The hottest crowd funding site in the internet is the KickStarter. The company’s mission is to encourage and help the creative projects brings to life. Kickstarter accepts funds from the public and the investors. Unlike many other crowd funding sites claims no ownership over the projects and the work they produce to get the funds to the projects.
There is no guarantee that people that post projects on Kickstarter will deliver on their projects, use the money to implement their projects, or that the completed projects will meet backers’ expectations. Kickstarter advises backers to use their own judgment on supporting a project. They also warn project leaders that they could be liable for legal damages from backers for failure to deliver on promises.
How to Start
The project submission process is really intuitive and straight forward. You just need to sign up and register your project details and you are encouraged to explain your project in great detail. There will be Kickstarter crews to validate your registered data and analyze the project standards and capacity to accept or reject the project. Once it is approved you have to set the minimum amount goal. People interested in your project will contribute some amount to your project.

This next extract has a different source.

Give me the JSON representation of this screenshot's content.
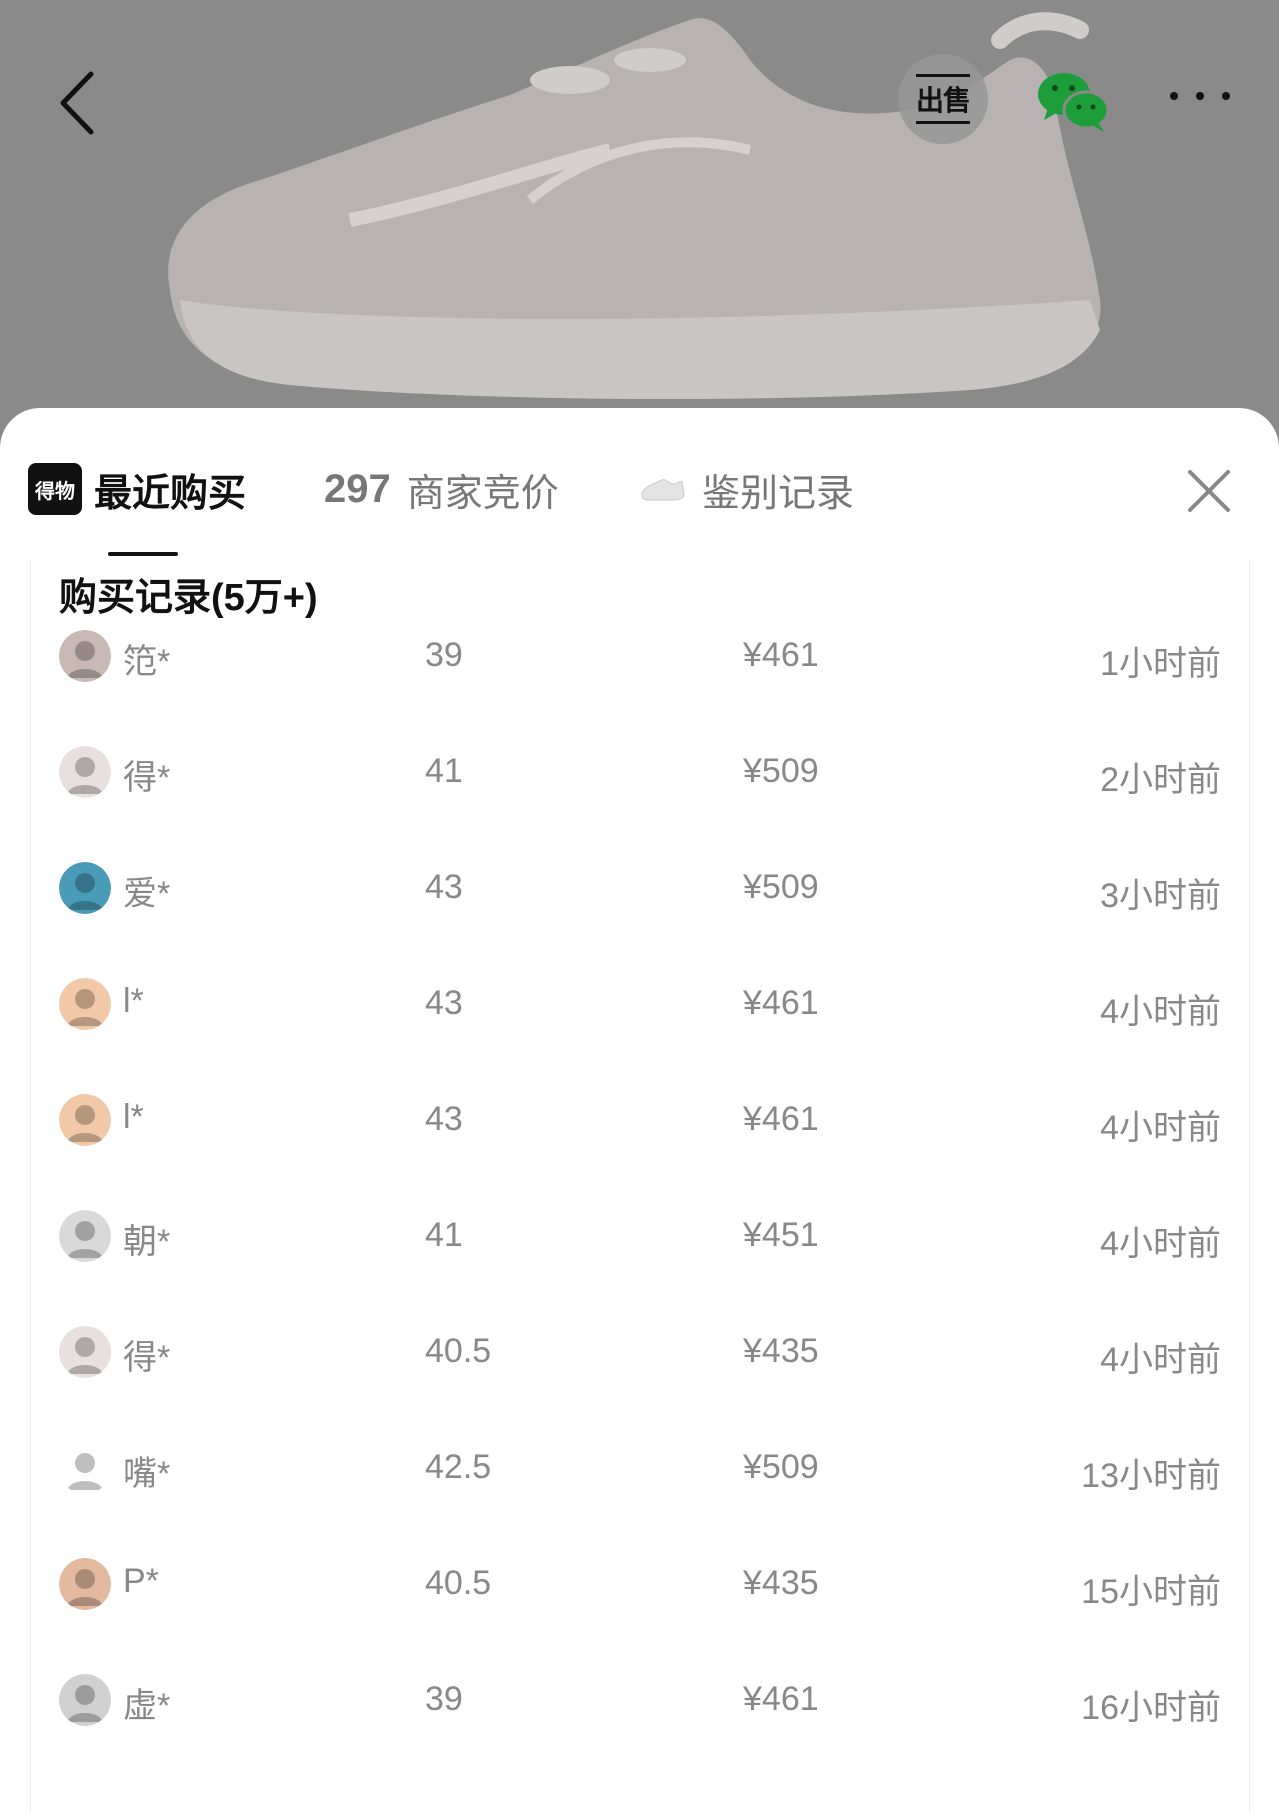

The pledged amount will be updated to show you how much you have collected and how much yet to fulfill your goal.
Downside of Kickstarter
The main downside in Kickstarter is that the person should be a permanent U.S resident with social security number. Unless you meet this criteria you are no longer eligible to register with the Kickstarter. And there will some small amount of fees the Kickstarter charges out of the fund/scholarship you will get for your project.